Monitor Today’s Wage Trends to Win the War for Talent
By: Larry West, PayScale.com
Wages are on the rise in many key US industries, according to the newest release of The PayScale Index, a clear indication that competition for talented workers is heating up.
The question they’re asking: how can we position our company to recruit and hire top talent who can help us stay competitive in a volatile economy?
The answers, in part, can be found in recent labor data and correlating wage trends.
“The PayScale Index is a barometer for the labor market,” says Katie Bardaro, lead economist for PayScale.com. “When wages are up, it means companies are hiring and expanding. When wages are down, it means companies are laying off employees and eliminating jobs.”
Wages Show Dramatic Year-Over-Year Increase Nationwide
The PayScale Index, which PayScale.com publishes quarterly, tracks compensation trends over time for full-time, private-industry employees in the United States. During the second quarter (Q2) of 2012, wages nationwide were 1 percent higher than in the previous quarter and were up 2.3 percent year-over-year.
This represents the best annual improvement in employee earnings since Q1 2008, before the recession had a significant impact on the labor market.
Strong wage growth during the first half of 2012 has created new opportunities for workers and is motivating many employers to re-evaluate their compensation plans and starting salaries.
“Every organization struggles with deciding how to adjust compensation annually,” says Stacey Carroll, principal consultant at PayScale.com. “Organizations are always asking us, ‘what is the average pay increase this year?’
The truth is there’s no such thing as average. Decisions about how to reward employees are highly individual and should be based on what is in the best interest of each organization.”
Compensation Trends in Detail
In addition to reporting national trends, The PayScale Index also provides quarterly and year-over-year compensation information for 15 industries, 19 job categories, and the 20 largest US metropolitan areas as well as small, medium and large companies.
“Industries that performed well in the last year are those that are either experiencing large increases in revenue that they can invest in their employees, or growing due to increased consumer demand for their products and services,” Bardaro says.
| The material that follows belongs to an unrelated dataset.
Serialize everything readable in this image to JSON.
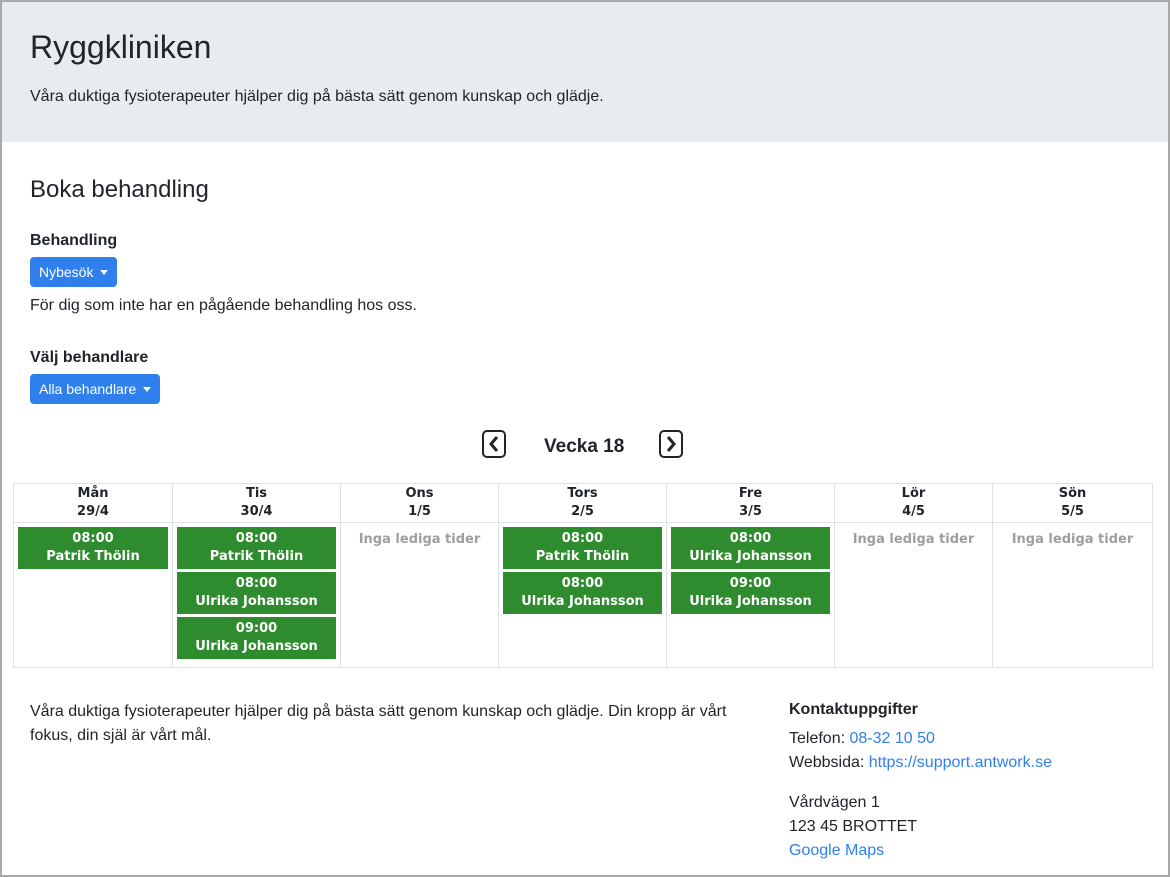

“Employers need to be familiar with the wage trends in their industries if they want to stay ahead of the curve. If they don’t offer their top talent wage increases that either meet or beat the industry average, then they are likely to lose them to a firm that will.”
Which Industries Rank Highest in Wage Growth?
1. Mining, Oil & Gas Exploration
Mining, oil and gas exploration outpaced all other industries for wage growth in Q2 2012, with a 5.6 percent year-over-year increase, fueled by soaring oil and gasoline costs and peak prices of commodities such as gold and copper. While overall wages for workers nationwide rose roughly 5 percent between 2006 and Q4 2008, workers in this industry saw their wages increase by more than 10 percent in the same period — that trend appears to be continuing in 2012.
Wages for utility workers ended the second quarter up 4.2 percent year over year — their highest level since Q4 2007. Most utility workers are public employees, however, so the number of workers included in this industry category is relatively small (The PayScale Index only measures private-industry employees).
3. Professional, Scientific & Tech Services
Wages for the professional, scientific and tech services industry, which includes lawyers, accountants, IT consultants and other technology and service professionals, grew 1.7 percent in Q2 2012 and finished the quarter with 3 percent year-over-year growth.
Retail workers range from auto dealers to vending machine operators to the sales clerk at the mall. Retail industry wages are extremely sensitive to economic ups and downs. Year-over-year wage growth for the retail industry hit 2.7 percent by the end of Q2 2012 — the highest since before the start of the recession.
5. (tie) Information, Media & Telecommunications AND Wholesale Trade
The strength of software and online publishing in 2012 was offset by the relative weakness of print publishing, which resulted in 2.6 percent year-over-year wage growth for the information, media and telecommunications industry as a whole in Q2. Wholesale trade tied information, media and telecommunications for fifth place on The PayScale Index industry ranking, with 2.6 percent year-over-year wage growth for Q2 2012.